As leader of Ghana since 1981, President Rawlings has transformed his country from a condition of economic crisis to a model of self-reliance, consistently focusing on the need for increased food production.
During the implementation of a structural adjustment program, Ghana -- under Rawlings' leadership -- has been at the forefront in recognizing the impact of the austere measures required. To lessen the social hardships endured by those most vulnerable to structural change, Rawlings has launched initiatives to bolster employment, and to provide housing, sanitation, safe water and health care to rural populations.
With a view to strengthening people's participation in the development process, Rawlings has increased communication between the government and rural farmers. He has also supported the formation of cooperatives and women's organizations.
Rawlings spoke of Ghana's path toward self-reliance: "Our national recovery program depends on restoring the small-scale farmer to the center, not only of our agricultural and economic policy, but also of our social and political affairs."

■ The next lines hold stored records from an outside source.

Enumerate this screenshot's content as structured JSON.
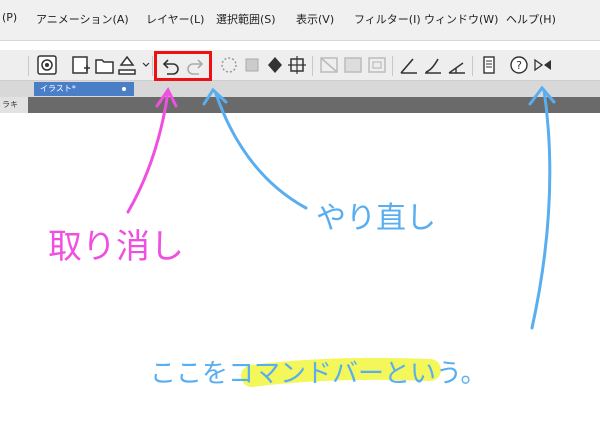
{
  "menu": {
    "items": [
      {
        "label": "(P)"
      },
      {
        "label": "アニメーション(A)"
      },
      {
        "label": "レイヤー(L)"
      },
      {
        "label": "選択範囲(S)"
      },
      {
        "label": "表示(V)"
      },
      {
        "label": "フィルター(I)"
      },
      {
        "label": "ウィンドウ(W)"
      },
      {
        "label": "ヘルプ(H)"
      }
    ]
  },
  "toolbar": {
    "icons": [
      "clip-studio-icon",
      "new-file-icon",
      "open-file-icon",
      "save-icon",
      "undo-icon",
      "redo-icon",
      "clear-selection-icon",
      "fill-icon",
      "transform-icon",
      "crop-icon",
      "deselect-icon",
      "convert-icon",
      "frame-icon",
      "ruler-snap-icon",
      "curve-snap-icon",
      "angle-snap-icon",
      "panel-icon",
      "help-icon",
      "flip-icon"
    ]
  },
  "document_tab": {
    "title": "イラスト*"
  },
  "left_panel": {
    "label": "ラキ"
  },
  "annotations": {
    "undo_label": "取り消し",
    "redo_label": "やり直し",
    "command_bar_note": "ここをコマンドバーという。"
  },
  "colors": {
    "highlight_box": "#ee1111",
    "pink_annotation": "#f050e0",
    "blue_annotation": "#58aef0",
    "marker_yellow": "#f4f75a"
  }
}
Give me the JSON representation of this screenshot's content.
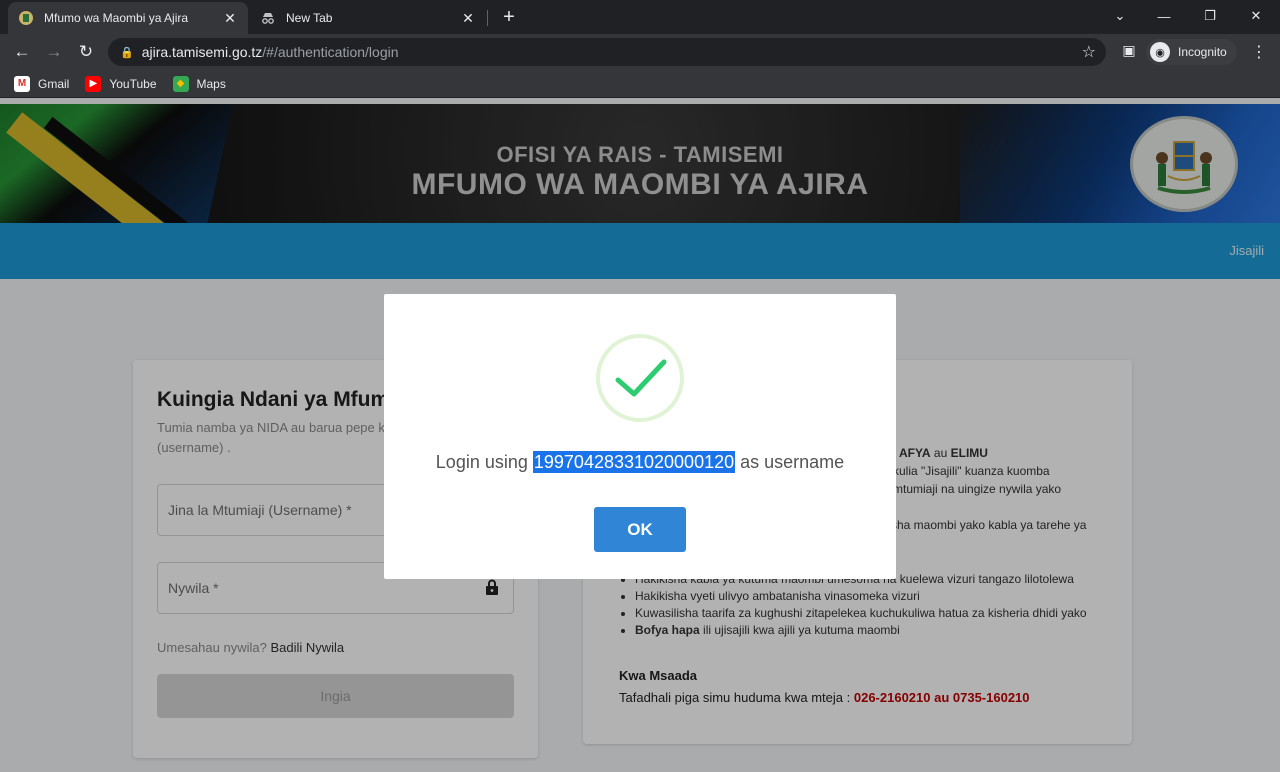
{
  "browser": {
    "tabs": [
      {
        "title": "Mfumo wa Maombi ya Ajira",
        "favicon": "emblem-icon",
        "active": true
      },
      {
        "title": "New Tab",
        "favicon": "incognito-icon",
        "active": false
      }
    ],
    "url": {
      "host": "ajira.tamisemi.go.tz",
      "path": "/#/authentication/login"
    },
    "incognito_label": "Incognito",
    "bookmarks": [
      {
        "label": "Gmail",
        "icon": "gmail-icon"
      },
      {
        "label": "YouTube",
        "icon": "youtube-icon"
      },
      {
        "label": "Maps",
        "icon": "maps-icon"
      }
    ]
  },
  "header": {
    "subtitle": "OFISI YA RAIS - TAMISEMI",
    "title": "MFUMO WA MAOMBI YA AJIRA"
  },
  "nav": {
    "register_link": "Jisajili"
  },
  "login": {
    "heading": "Kuingia Ndani ya Mfumo",
    "instruction": "Tumia namba ya NIDA au barua pepe kama jina la mtumiaji (username) .",
    "username_label": "Jina la Mtumiaji (Username) *",
    "password_label": "Nywila *",
    "forgot_text": "Umesahau nywila?",
    "forgot_link": "Badili Nywila",
    "submit_label": "Ingia"
  },
  "info": {
    "line1_bold_a": "AFYA",
    "line1_mid": "au",
    "line1_bold_b": "ELIMU",
    "line2": "u kulia \"Jisajili\" kuanza kuomba",
    "line3": "a mtumiaji na uingize nywila yako",
    "line4": "ilisha maombi yako kabla ya tarehe ya",
    "bullets": [
      "Hakikisha kabla ya kutuma maombi umesoma na kuelewa vizuri tangazo lilotolewa",
      "Hakikisha vyeti ulivyo ambatanisha vinasomeka vizuri",
      "Kuwasilisha taarifa za kughushi zitapelekea kuchukuliwa hatua za kisheria dhidi yako"
    ],
    "bullet_last_bold": "Bofya hapa",
    "bullet_last_rest": "ili ujisajili kwa ajili ya kutuma maombi",
    "help_title": "Kwa Msaada",
    "help_text": "Tafadhali piga simu huduma kwa mteja :",
    "help_phones": "026-2160210 au 0735-160210"
  },
  "modal": {
    "msg_before": "Login using",
    "username_value": "19970428331020000120",
    "msg_after": "as username",
    "ok_label": "OK",
    "accent": "#3085d6",
    "check_color": "#2ecc71"
  }
}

Rawlings' vision is reflected in tangible results: Overall food production has steadily increased in the past decade, and Ghana has achieved self-sufficiency in three staple crops: maize, cassava and yams.